**Problem requirements**
Once every line containing "value" has been counted, report the total for the data and nothing else.

**Dataset extract**
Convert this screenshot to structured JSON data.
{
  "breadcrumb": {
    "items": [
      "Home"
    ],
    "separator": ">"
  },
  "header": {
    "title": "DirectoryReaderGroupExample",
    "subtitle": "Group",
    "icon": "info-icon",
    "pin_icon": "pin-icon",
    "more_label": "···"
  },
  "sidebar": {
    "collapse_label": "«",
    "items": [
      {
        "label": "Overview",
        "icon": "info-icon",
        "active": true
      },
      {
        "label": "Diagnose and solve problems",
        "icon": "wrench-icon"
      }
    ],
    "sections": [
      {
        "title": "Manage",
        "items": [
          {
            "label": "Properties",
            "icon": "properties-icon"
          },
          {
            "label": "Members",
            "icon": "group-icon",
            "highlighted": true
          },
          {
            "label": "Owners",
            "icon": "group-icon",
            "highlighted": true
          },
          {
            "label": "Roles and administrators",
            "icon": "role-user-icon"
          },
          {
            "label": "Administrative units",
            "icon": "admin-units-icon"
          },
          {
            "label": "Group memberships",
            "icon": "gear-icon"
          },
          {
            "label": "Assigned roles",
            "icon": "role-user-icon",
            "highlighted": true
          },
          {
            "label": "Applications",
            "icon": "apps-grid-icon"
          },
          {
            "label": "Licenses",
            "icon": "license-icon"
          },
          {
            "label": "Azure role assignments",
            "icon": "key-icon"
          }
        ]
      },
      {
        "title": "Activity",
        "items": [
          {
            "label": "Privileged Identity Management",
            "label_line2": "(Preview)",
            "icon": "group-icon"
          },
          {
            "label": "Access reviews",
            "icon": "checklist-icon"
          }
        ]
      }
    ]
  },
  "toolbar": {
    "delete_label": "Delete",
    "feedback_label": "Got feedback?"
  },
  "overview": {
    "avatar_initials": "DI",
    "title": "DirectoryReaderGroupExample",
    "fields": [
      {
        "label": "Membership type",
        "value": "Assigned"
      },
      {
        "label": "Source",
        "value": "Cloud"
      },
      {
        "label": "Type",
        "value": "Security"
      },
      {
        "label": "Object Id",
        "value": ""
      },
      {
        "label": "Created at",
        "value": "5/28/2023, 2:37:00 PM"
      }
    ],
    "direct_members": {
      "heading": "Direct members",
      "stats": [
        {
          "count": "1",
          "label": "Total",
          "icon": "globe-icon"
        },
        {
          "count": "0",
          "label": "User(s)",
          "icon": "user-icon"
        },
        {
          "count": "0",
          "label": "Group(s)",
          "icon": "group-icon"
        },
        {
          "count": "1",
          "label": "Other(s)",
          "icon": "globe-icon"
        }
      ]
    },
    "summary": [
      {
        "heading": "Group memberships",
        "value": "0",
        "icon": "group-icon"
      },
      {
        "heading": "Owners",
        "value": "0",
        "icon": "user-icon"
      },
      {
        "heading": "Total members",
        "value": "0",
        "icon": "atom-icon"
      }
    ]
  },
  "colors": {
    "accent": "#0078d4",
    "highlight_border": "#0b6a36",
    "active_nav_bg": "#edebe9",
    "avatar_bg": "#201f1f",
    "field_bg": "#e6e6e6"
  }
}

**Completed exercise**
8